- DESCRIPTION OF THE TASK -
Your copy should match the listing below word for word, with no images in it.

- THE DATA -
+++
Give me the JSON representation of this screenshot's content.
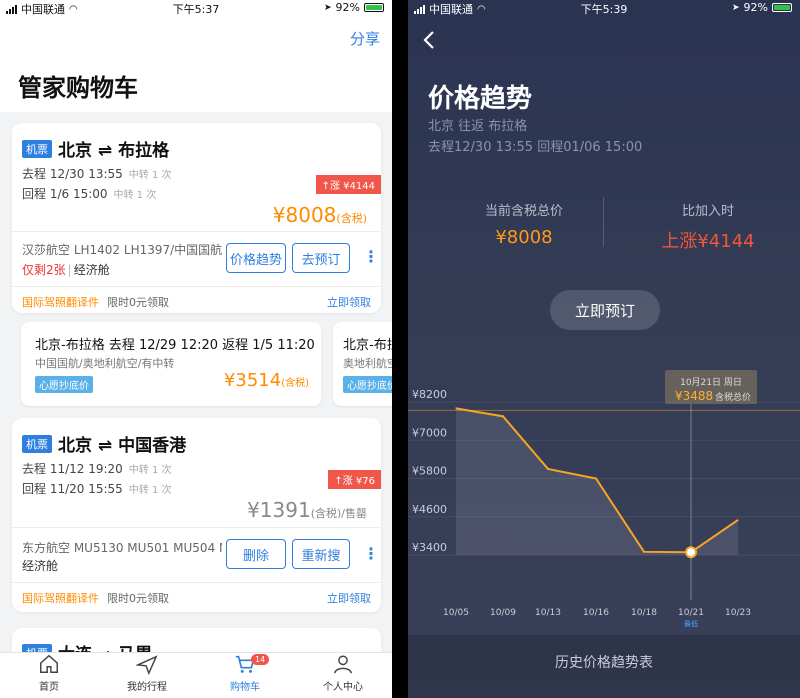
{
  "left": {
    "status": {
      "carrier": "中国联通",
      "time": "下午5:37",
      "battery": "92%"
    },
    "header": {
      "share": "分享",
      "title": "管家购物车"
    },
    "card1": {
      "tag": "机票",
      "route": "北京 ⇌ 布拉格",
      "outbound": "去程 12/30 13:55",
      "outbound_note": "中转 1 次",
      "return": "回程 1/6 15:00",
      "return_note": "中转 1 次",
      "rise": "↑涨 ¥4144",
      "price": "¥8008",
      "price_suffix": "(含税)",
      "airline": "汉莎航空 LH1402 LH1397/中国国航...",
      "remaining": "仅剩2张",
      "sep": "|",
      "cabin": "经济舱",
      "btn_trend": "价格趋势",
      "btn_book": "去预订",
      "promo_orange": "国际驾照翻译件",
      "promo_gray": "限时0元领取",
      "promo_link": "立即领取"
    },
    "subcards": [
      {
        "route": "北京-布拉格  去程 12/29 12:20 返程 1/5 11:20",
        "airline": "中国国航/奥地利航空/有中转",
        "tag": "心愿抄底价",
        "price": "¥3514",
        "price_suffix": "(含税)"
      },
      {
        "route": "北京-布拉",
        "airline": "奥地利航空",
        "tag": "心愿抄底价"
      }
    ],
    "card2": {
      "tag": "机票",
      "route": "北京 ⇌ 中国香港",
      "outbound": "去程 11/12 19:20",
      "outbound_note": "中转 1 次",
      "return": "回程 11/20 15:55",
      "return_note": "中转 1 次",
      "rise": "↑涨 ¥76",
      "price": "¥1391",
      "price_suffix": "(含税)/售罄",
      "airline": "东方航空 MU5130 MU501 MU504 M...",
      "cabin": "经济舱",
      "btn_delete": "删除",
      "btn_research": "重新搜",
      "promo_orange": "国际驾照翻译件",
      "promo_gray": "限时0元领取",
      "promo_link": "立即领取"
    },
    "card3": {
      "tag": "机票",
      "route": "大连 → 马累"
    },
    "tabs": [
      {
        "label": "首页",
        "icon": "home-icon"
      },
      {
        "label": "我的行程",
        "icon": "plane-icon"
      },
      {
        "label": "购物车",
        "icon": "cart-icon",
        "badge": "14",
        "active": true
      },
      {
        "label": "个人中心",
        "icon": "user-icon"
      }
    ]
  },
  "right": {
    "status": {
      "carrier": "中国联通",
      "time": "下午5:39",
      "battery": "92%"
    },
    "title": "价格趋势",
    "route": "北京 往返 布拉格",
    "dates": "去程12/30 13:55  回程01/06 15:00",
    "current_label": "当前含税总价",
    "current_value": "¥8008",
    "compare_label": "比加入时",
    "compare_value": "上涨¥4144",
    "book": "立即预订",
    "history": "历史价格趋势表"
  },
  "chart_data": {
    "type": "line",
    "x": [
      "10/05",
      "10/09",
      "10/13",
      "10/16",
      "10/18",
      "10/21",
      "10/23"
    ],
    "values": [
      8000,
      7750,
      6100,
      5800,
      3500,
      3488,
      4500
    ],
    "y_ticks": [
      "¥8200",
      "¥7000",
      "¥5800",
      "¥4600",
      "¥3400"
    ],
    "ylim": [
      3400,
      8200
    ],
    "grid": true,
    "tooltip": {
      "date": "10月21日 周日",
      "price": "¥3488",
      "suffix": "含税总价"
    },
    "lowest_label": "最低",
    "lowest_index": 5,
    "colors": {
      "line": "#f5a623",
      "area": "rgba(255,255,255,0.10)"
    }
  }
}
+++
- FINAL ANSWER -
Give me the JSON representation of this screenshot's content.
{
  "left": {
    "status": {
      "carrier": "中国联通",
      "time": "下午5:37",
      "battery": "92%"
    },
    "header": {
      "share": "分享",
      "title": "管家购物车"
    },
    "card1": {
      "tag": "机票",
      "route": "北京 ⇌ 布拉格",
      "outbound": "去程 12/30 13:55",
      "outbound_note": "中转 1 次",
      "return": "回程 1/6 15:00",
      "return_note": "中转 1 次",
      "rise": "↑涨 ¥4144",
      "price": "¥8008",
      "price_suffix": "(含税)",
      "airline": "汉莎航空 LH1402 LH1397/中国国航...",
      "remaining": "仅剩2张",
      "sep": "|",
      "cabin": "经济舱",
      "btn_trend": "价格趋势",
      "btn_book": "去预订",
      "promo_orange": "国际驾照翻译件",
      "promo_gray": "限时0元领取",
      "promo_link": "立即领取"
    },
    "subcards": [
      {
        "route": "北京-布拉格  去程 12/29 12:20 返程 1/5 11:20",
        "airline": "中国国航/奥地利航空/有中转",
        "tag": "心愿抄底价",
        "price": "¥3514",
        "price_suffix": "(含税)"
      },
      {
        "route": "北京-布拉",
        "airline": "奥地利航空",
        "tag": "心愿抄底价"
      }
    ],
    "card2": {
      "tag": "机票",
      "route": "北京 ⇌ 中国香港",
      "outbound": "去程 11/12 19:20",
      "outbound_note": "中转 1 次",
      "return": "回程 11/20 15:55",
      "return_note": "中转 1 次",
      "rise": "↑涨 ¥76",
      "price": "¥1391",
      "price_suffix": "(含税)/售罄",
      "airline": "东方航空 MU5130 MU501 MU504 M...",
      "cabin": "经济舱",
      "btn_delete": "删除",
      "btn_research": "重新搜",
      "promo_orange": "国际驾照翻译件",
      "promo_gray": "限时0元领取",
      "promo_link": "立即领取"
    },
    "card3": {
      "tag": "机票",
      "route": "大连 → 马累"
    },
    "tabs": [
      {
        "label": "首页",
        "icon": "home-icon"
      },
      {
        "label": "我的行程",
        "icon": "plane-icon"
      },
      {
        "label": "购物车",
        "icon": "cart-icon",
        "badge": "14",
        "active": true
      },
      {
        "label": "个人中心",
        "icon": "user-icon"
      }
    ]
  },
  "right": {
    "status": {
      "carrier": "中国联通",
      "time": "下午5:39",
      "battery": "92%"
    },
    "title": "价格趋势",
    "route": "北京 往返 布拉格",
    "dates": "去程12/30 13:55  回程01/06 15:00",
    "current_label": "当前含税总价",
    "current_value": "¥8008",
    "compare_label": "比加入时",
    "compare_value": "上涨¥4144",
    "book": "立即预订",
    "history": "历史价格趋势表"
  },
  "chart_data": {
    "type": "line",
    "x": [
      "10/05",
      "10/09",
      "10/13",
      "10/16",
      "10/18",
      "10/21",
      "10/23"
    ],
    "values": [
      8000,
      7750,
      6100,
      5800,
      3500,
      3488,
      4500
    ],
    "y_ticks": [
      "¥8200",
      "¥7000",
      "¥5800",
      "¥4600",
      "¥3400"
    ],
    "ylim": [
      3400,
      8200
    ],
    "grid": true,
    "tooltip": {
      "date": "10月21日 周日",
      "price": "¥3488",
      "suffix": "含税总价"
    },
    "lowest_label": "最低",
    "lowest_index": 5,
    "colors": {
      "line": "#f5a623",
      "area": "rgba(255,255,255,0.10)"
    }
  }
}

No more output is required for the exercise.